6 SEO Myths and Legends: What Not to Do in Search Engine Optimisation
Over the years, lots of myths and legends have built up about search engine optimisation. Mainly because no-one really knows for sure exactly how the search engines come up with their results. Here are some SEO myths and legends that will help you to avoid the less scrupulous people trying to sell you search engine optimisation.
1. Higher Page Rank means higher search rankings
Google probably rue the day that they included Page Rank in their toolbar.
At best, the 1 to 10 Page Rank score is just a vague indication of how Google see your site versus the other sites out there. The figures are released every few months and are a snapshot, frozen in time. They’re also rounded – if you believe that Google only gives sites a score between 1 and 10 then you probably believe in the tooth fairy as well. The real figures will be much more precise.

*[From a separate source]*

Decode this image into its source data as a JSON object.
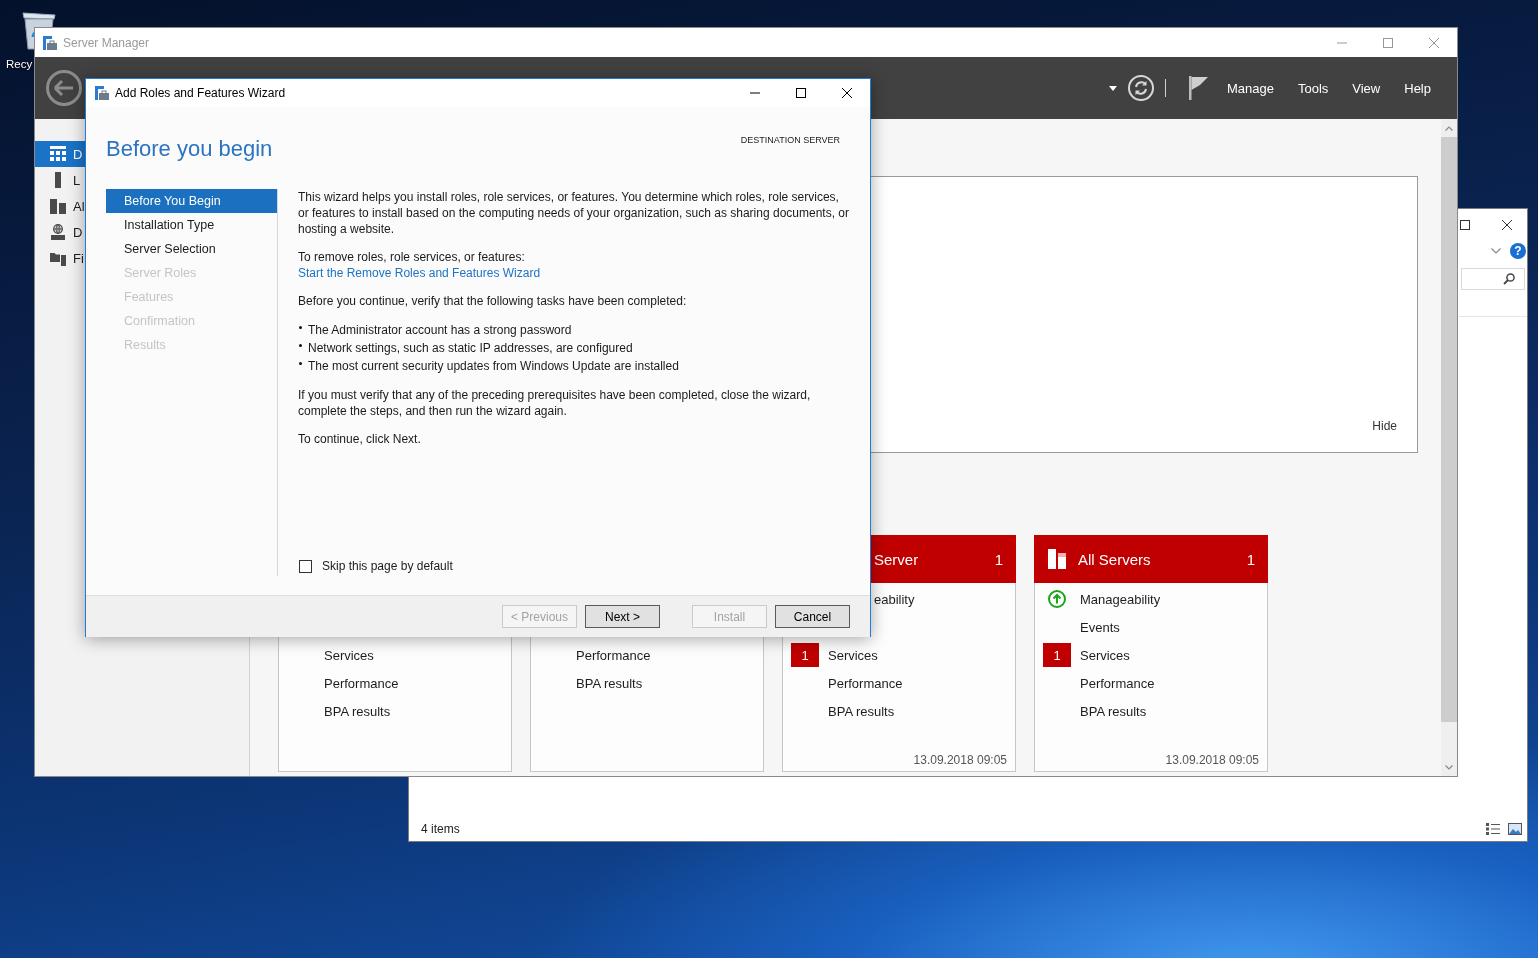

2. You need to register your site with Google to get indexed
Maybe this was true years ago. Nowadays, the Add URL option is a waste of time. Chances are that Google’s robot will have crawled round your site soon after your domain was registered and it will crawl round again on its own accord. The same goes for any decent search engine.
3. Your pages need to have a certain keyword density
Generally, this isn’t the case. Which is why there are such widely varying figures for what your keyword density “should” be. There isn’t a magic figure for keyword density that suddenly turns your page from rubbish to fabulous in the eyes of a search engine.
Just write your pages for real people and your keyword density will be OK.
Of course, if you’re writing content for someone else’s site then you’ll have to abide by their keyword density rules but those will only look for a maximum figure. They’re not a target to aim for!
4. Meta tags make all the difference
Years ago, yes. But then sneaky webmasters started spamming the meta tags to raise their pages in the search results.
Nowadays no self respecting search engine pays any attention to the keywords meta tag.
The meta description tag is sometimes still used but even that is getting less common as the search engines try to use a description that is gathered from the page and is relevant to the query that their user typed in.
5. Reciprocal links will help your search engine position
Reciprocal links are the internet’s equivalent of “I’ll scratch your back if you’ll scratch mine”. You agree to put a link to someone else’s site and, in turn, they link back to you.
Google and the other search engines are wise to this and discount this kind of link. They want you to link to sites because the site is worth linking to for reasons other than trying to artificially boost your own ranking.
6. We don’t need to use an SEO expert – we can do it in house
OK, I would put this one in!
On site SEO is mechanical and so long as you get the basics right, yes, you can do it in house. In fact, getting your pages “in order” is a good idea to help boost the rest of your search engine optimisation efforts.
But once you get past that stage, you need help from someone who knows what they are doing and who keeps abreast with all the latest developments. Otherwise it’s all too easy to go in the wrong direction and possibly get penalised in the process.